He had great aspirations and had been accepted to study computer science at Hertfordshire University, which he was due to begin in September 2015.

We were so proud of him, the child of a refugee, pursuing higher education, an opportunity his parents never had.

Wa-ays was very much loved by all his family friends and schoolmates. This was apparent at his funeral prayer which was attended by hundreds of people. He was very much loved by the community, by his friends and by his family. All these people who were part of his life share a part of this deep loss.

After the funeral there was a man who came to our house whom we did not know. He told us that Wa-ays found him in a park on his way home and could see he was ill. Wa-ays spoke to this man kindly and walked him all the way to his house and this gentleman came to us to express his sadness upon hearing of Wa-ays' death. This is just a small example of what of good person Wa-ays Dhaye was.

We take solace in our religion and our belief of a life hereafter. We will never as a family get over this painful loss. Our hope is that these murderers who killed our sweet boy are punished for the cowardly crime they have committed.

We would like to give our thanks to prosecutor John Price and his junior, Mike Roques, the Crown Prosecution Service, everyone who was involved in the Thames Valley Police investigation, especially our Family Liaison Officers, Det Con Colin McCarlie and Det Con Densel McIntosh and the witnesses who gave evidence. We would also like to thank the residents of Slough and everyone else who has supported us.

Post-trial police statement

Detective Chief Inspector Kevin Brown of Thames Valley Police's Major Crime Unit said:

As a result of taunts over Twitter and a minimal altercation at Notting Hill Carnival between two groups of youths, Gordon, Huggins and Clarke from High Wycombe travelled from Notting Hill to Slough, in a car loaned to Huggins, to lie in wait for the other group at Slough Railway Station.

The three of them left Wa-ays dying in the street and it was members of the public who found him and came to his aid. All three defendants travelled back to High Wycombe and two days later Gordon and Huggins took the car and burnt it out in Marlow, destroying evidence.

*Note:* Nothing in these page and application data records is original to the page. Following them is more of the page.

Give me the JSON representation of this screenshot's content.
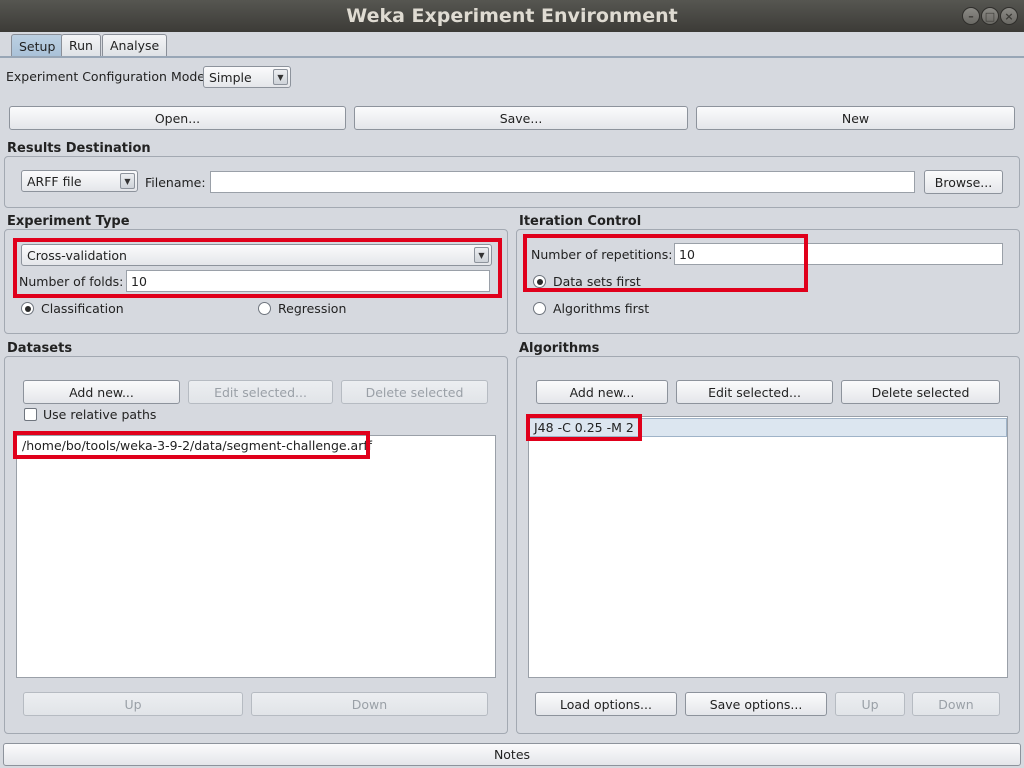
{
  "window": {
    "title": "Weka Experiment Environment"
  },
  "tabs": [
    {
      "label": "Setup",
      "active": true
    },
    {
      "label": "Run",
      "active": false
    },
    {
      "label": "Analyse",
      "active": false
    }
  ],
  "config_mode": {
    "label": "Experiment Configuration Mode",
    "value": "Simple"
  },
  "toolbar": {
    "open": "Open...",
    "save": "Save...",
    "new": "New"
  },
  "results_destination": {
    "title": "Results Destination",
    "format": "ARFF file",
    "filename_label": "Filename:",
    "filename_value": "",
    "browse": "Browse..."
  },
  "experiment_type": {
    "title": "Experiment Type",
    "type_value": "Cross-validation",
    "folds_label": "Number of folds:",
    "folds_value": "10",
    "classification": "Classification",
    "regression": "Regression"
  },
  "iteration_control": {
    "title": "Iteration Control",
    "repetitions_label": "Number of repetitions:",
    "repetitions_value": "10",
    "datasets_first": "Data sets first",
    "algorithms_first": "Algorithms first"
  },
  "datasets": {
    "title": "Datasets",
    "add_new": "Add new...",
    "edit_selected": "Edit selected...",
    "delete_selected": "Delete selected",
    "use_relative_paths": "Use relative paths",
    "items": [
      "/home/bo/tools/weka-3-9-2/data/segment-challenge.arff"
    ],
    "up": "Up",
    "down": "Down"
  },
  "algorithms": {
    "title": "Algorithms",
    "add_new": "Add new...",
    "edit_selected": "Edit selected...",
    "delete_selected": "Delete selected",
    "items": [
      "J48 -C 0.25 -M 2"
    ],
    "load_options": "Load options...",
    "save_options": "Save options...",
    "up": "Up",
    "down": "Down"
  },
  "notes": "Notes",
  "colors": {
    "highlight": "#e0001b",
    "titlebar": "#3c3b37",
    "tab_active": "#a9c1d8"
  }
}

Wa-ays' family have had to endure not only the tragic loss of their loved one, but also the trauma of a court case in order to see those responsible for Wa-ays' death brought to justice.

Post-trial Crown Prosecution Service statement

Adrian Foster, Chief Crown Prosecutor for Thames and Chiltern Crown Prosecution Service (CPS) said:

The attack is believed to be motivated by a dispute over social media between Gordon and Wa-ays, and a confrontation, which had taken place earlier that evening between the two groups of friends at the carnival.

Gordon, Clarke, and Huggins all answered 'no comment' during police interviews. They were all forensically linked to Wa-ays' death with DNA, telephone evidence (call data and cell site analysis), Automatic Number Plate Recognition (ANPR) and CCTV, but all denied murder. However, they have today been found guilty of murder and manslaughter despite their denials.

The consequences of this incident highlight the significant danger of carrying knives.

We know that nothing will bring Wa-ays back to his family and friends, but we hope that today's convictions and sentences bring them at least a small sense that justice has been done. Our thoughts are very much with them all at this time.

Longer Jail Sentences

The government's chief law officer, the Attorney General, currently the Conservative Member of Parliament for Kenilworth and Southam in Warwickshire, Jeremy Wright QC, appealed to the Appeal Court (Criminal Division) stating the sentences of Antwon Clarke and Kaneel Huggins were too lenient.

On Tuesday, 15 November 2016, the court, comprising Lady Justice Sharp, Mrs Justice Elisabeth Laing and Mr Justice Knowles, agreed. They increased the jail sentence of Antwon Clarke from 9 to 15 years and Kaneel Huggins from 10 to 16 years.

Afterwards the Attorney General said:

These offenders knowingly participated in the plan to assault and injure Wa’ays Dhaye knowing full well that really serious harm or death could be caused.

Knife crime is a real scourge of our society and it’s important that prison terms for this type of crime reflect the seriousness of the offending.